A symphonic orchestra in graphics by Jan Schwochow Henning Tretkamp Annick Ehmann

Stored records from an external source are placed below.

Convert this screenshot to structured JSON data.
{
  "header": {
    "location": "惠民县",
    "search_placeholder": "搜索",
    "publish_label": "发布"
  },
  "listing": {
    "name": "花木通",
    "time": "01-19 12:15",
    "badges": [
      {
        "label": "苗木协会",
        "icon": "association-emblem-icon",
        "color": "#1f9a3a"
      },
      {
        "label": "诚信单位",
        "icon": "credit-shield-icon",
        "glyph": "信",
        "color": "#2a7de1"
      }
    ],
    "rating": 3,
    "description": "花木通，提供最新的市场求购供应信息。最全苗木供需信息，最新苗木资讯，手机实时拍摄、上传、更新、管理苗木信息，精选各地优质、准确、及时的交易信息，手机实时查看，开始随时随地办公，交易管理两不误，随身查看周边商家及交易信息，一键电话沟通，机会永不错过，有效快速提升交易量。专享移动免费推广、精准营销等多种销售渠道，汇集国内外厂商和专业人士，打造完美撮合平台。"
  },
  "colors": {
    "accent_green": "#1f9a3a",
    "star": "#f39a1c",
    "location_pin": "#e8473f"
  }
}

In the 2014/15 concert season programme, the »Symphonieorchestra des Bayerischen Rundfunks« offers a peek behind the curtain. Here is a selection of the 21 infographics. Formula One in the concert hall (Cover): What kinds of physical stresses are conductors and musicians subjected to during a concert? To answer this question, on March 21 2014, four symphony orchestra musicians and conductor Daniel Harding were fitted with long-term ECG devices to monitor their heart rates during a concert. The program featured Henry Purcell’s »Funeral Music of Queen Mary« and Gustav Mahler’s sixth symphony. Preliminary results show that especially Daniel Harding performed at peak capacity. A detailed evaluation is not yet available butone conclusion can already be drawn: the stress situation of a musician is comparable to that of a professional athlete or Formula One pilot. Under Your Skin (p. 4): Scientists aren’t quite sure how a concert experience can get, in the truest sense, »under your skin«. Some of the factors that play a role in the development of goose bumps have, however, been identified. A mix of music characteristics, hearing situation and individual personality traits, which is different from person to person, contributes to this phenomenon. Instruments that are similar to the human voice (violin, oboe) most easily elicit goose bumps. Mariss Jansons (p. 8): The card shows biographical information and the professional stations of chief conductor Mariss Jansons. Composers Works, which Mariss Jansons has conducted with the Symphonieorchester des Bayerischen Rundfunks in concerts since 2003. SYMPHONY OF AN ORCHESTRA’S WEEK (p. 68): The work phase displayed here (Verdi Requiem, October 2013) was a very busy but not atypical week with Mariss Jansons. It entailed rehearsals in three different Munich concert halls, two subscription concerts (Philharmonie), a charity concert (Prinzregententheater) and a trip to Vienna with two concerts (Musikverein). In the pictured score a bar represents a workday of 18 hours (hence a 18/4 time, a quarter note representing one hour of activity). Staves from top to bottom: (1) Instrument transport, stage set-up and loading, (2) rehearsals and concerts, (3) choir rehearsals and concerts (4) recording and broadcasting (TV, radio and internet stream) Children and Parents (p. 86): Is musical talent an inherited trait? Our analysis strongly suggests that love of music is passed on from parents to their children. One hundred musicians in the orchestra have a total of 171 children. The diagram shows the musical activities of the musicians’ parents and children. A few results: only 16% of the children do not play an instrument. 21% of the musicians’ mothers and 39% of their fathers are – or were – professional musicians. In 16% of the cases, both parents were active musicians. Only 18% of the musicians had parents who didn’t play an instrument.